A couple months ago, I came across this homeschool quiz and thought I’d take it just for fun.
Well, not just for fun.
I kind of hoped it would tell me conclusively what my homeschooling style is. Then I could read up on whatever the result might be and master the method. Plus, I’d have an answer for all the other homeschooling moms that ask what kind of approach to education we take.
I took the test and my heart sort of sunk after I clicked “Submit.” Here’s what I got:
- Score for Waldorf Education: 6
- Score for Traditional Education: -15
- Score for Unit Studies Education: 17
- Score for Montessori Education: 14
- Score for Thomas Jefferson Education: 2
- Score for Unschooling: 10
- Score for Classical Education: 9
- Score for Charlotte Mason Education: 18
Very conclusive. Not.
It wasn’t a surprise to me that I scored negatively for traditional education; being a second-generation homeschooler probably had a lot do with that.
I expected to score higher in Classical Education since that’s the method my parents used with me. Also, one of my favorite books on homeschooling is Teaching the Trivium by Harvey and Laurie Bluedorn, a comprehensive manual for giving your children a Classical, Christian education at home.
I anticipated scoring the highest in Charlotte Mason and did, but barely. Apparently, I’m a Unit Study and Montessori gal, too.
I volunteered in a Montessori school as a teenager, so a fairly high score for this method was a bit surprising. Maybe my philosophy of education has changed over the last decade.
Unschooling? I agree with a lot of the unschooling principles, but don’t believe the premise of this educational method is Scripturally based. Whether our children feel like doing school or not, I am their Mom, their education is my responsibility, and their responsibility to adhere to instruction is not always dependent on their readiness or willingness. (More thoughts on unschooling another day).
Thomas Jefferson Education?
Good thing I didn’t score high in either of those methods, because I don’t know a single thing about them.

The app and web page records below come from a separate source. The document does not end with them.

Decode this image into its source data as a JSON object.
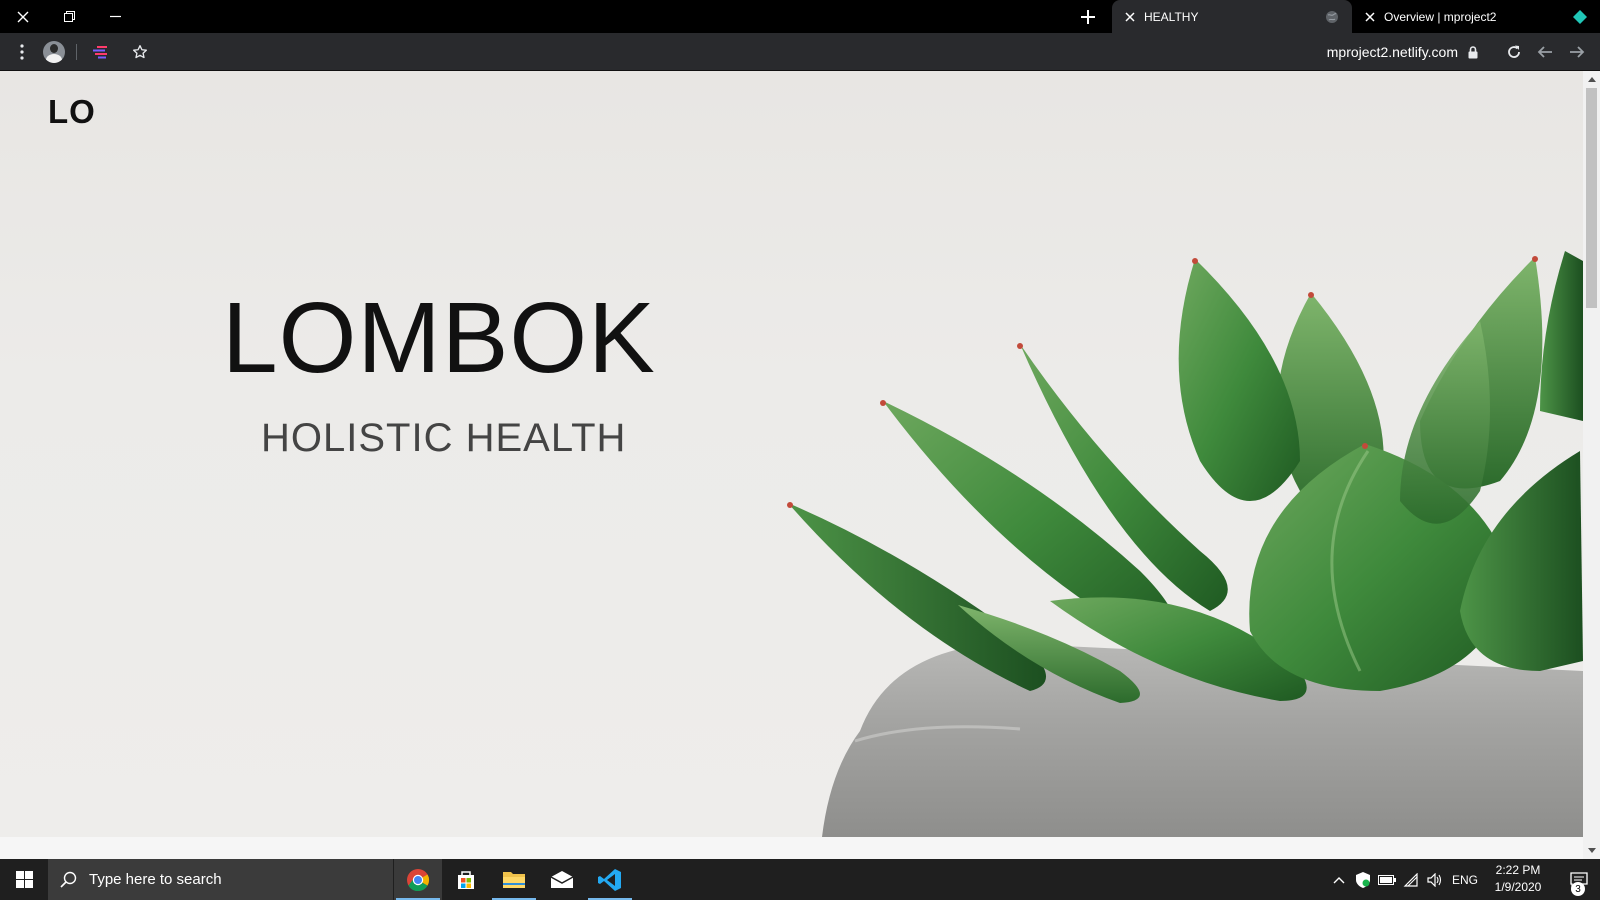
{
  "browser": {
    "tabs": [
      {
        "title": "HEALTHY",
        "active": true
      },
      {
        "title": "Overview | mproject2",
        "active": false
      }
    ],
    "url": "mproject2.netlify.com"
  },
  "page": {
    "logo": "LO",
    "title": "LOMBOK",
    "subtitle": "HOLISTIC HEALTH"
  },
  "taskbar": {
    "search_placeholder": "Type here to search",
    "language": "ENG",
    "time": "2:22 PM",
    "date": "1/9/2020",
    "notification_count": "3",
    "apps": [
      "chrome-icon",
      "store-icon",
      "file-explorer-icon",
      "mail-icon",
      "vscode-icon"
    ]
  },
  "colors": {
    "accent_blue": "#76b9ed",
    "plant_green": "#3f8a3c",
    "page_bg": "#eae8e5"
  }
}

Now I feel like I should, and I will because my curiosity has been piqued and I won’t be able to rest until I find out at least the very basics.
According to the test, I guess you could call me a
Charlotte Mason Montessori Unit Study Unschooling Not Really Classical Definitely Not Waldorf Or Thomas Jefferson And Certainly Not A Traditional Homeschooler.
Maybe you took the quiz and scored squarely inside a particular method, but I’m going to wager a guess that you came up with an equally long title.
So what should we do?
Read all the books on all the approaches?
So far, I have never come across one written for the Charlotte Mason Montessori Unit Study Unschooling Not Really Classical Definitely Not Waldorf Or Thomas Jefferson And Certainly Not A Traditional Homeschooler.
This is where knowing about all the homeschooling styles and methods has its limitations. Homeschooling is supposed to help us escape the classroom mentality, but here we go, trying to put ourselves in a homeschooling-style box and feeling like some sort of failure if we don’t quite fit.
You don’t have to do all the things Charlotte Mason did (but you can if you want to).
You can use Unit Studies to teach, but you don’t have to only use them. Maybe you just want to use them through the Summer, or maybe they serve your family better as a supplement.
You can teach your child perfectly well without ever knowing the details of the Waldorf approach.
You can mix and match from every approach to education there is (yep, even traditional!).
You can do all of these things or none of these things, or things about which there has never been a book written for.
That’s the beauty of homeschooling! You get to create the perfect method for your family.
So the next time someone asks you what your homeschooling approach is, you can tell them you’re a Charlotte Mason Montessori Unit Study Unschooling Not Really Classical Definitely Not Waldorf Or Thomas Jefferson And Certainly Not A Traditional Homeschooler.
(Or some equally complicated tongue twister. It makes you sound important.)
Or you could just call it “Eclectic.”
(But that’s not nearly as fun.)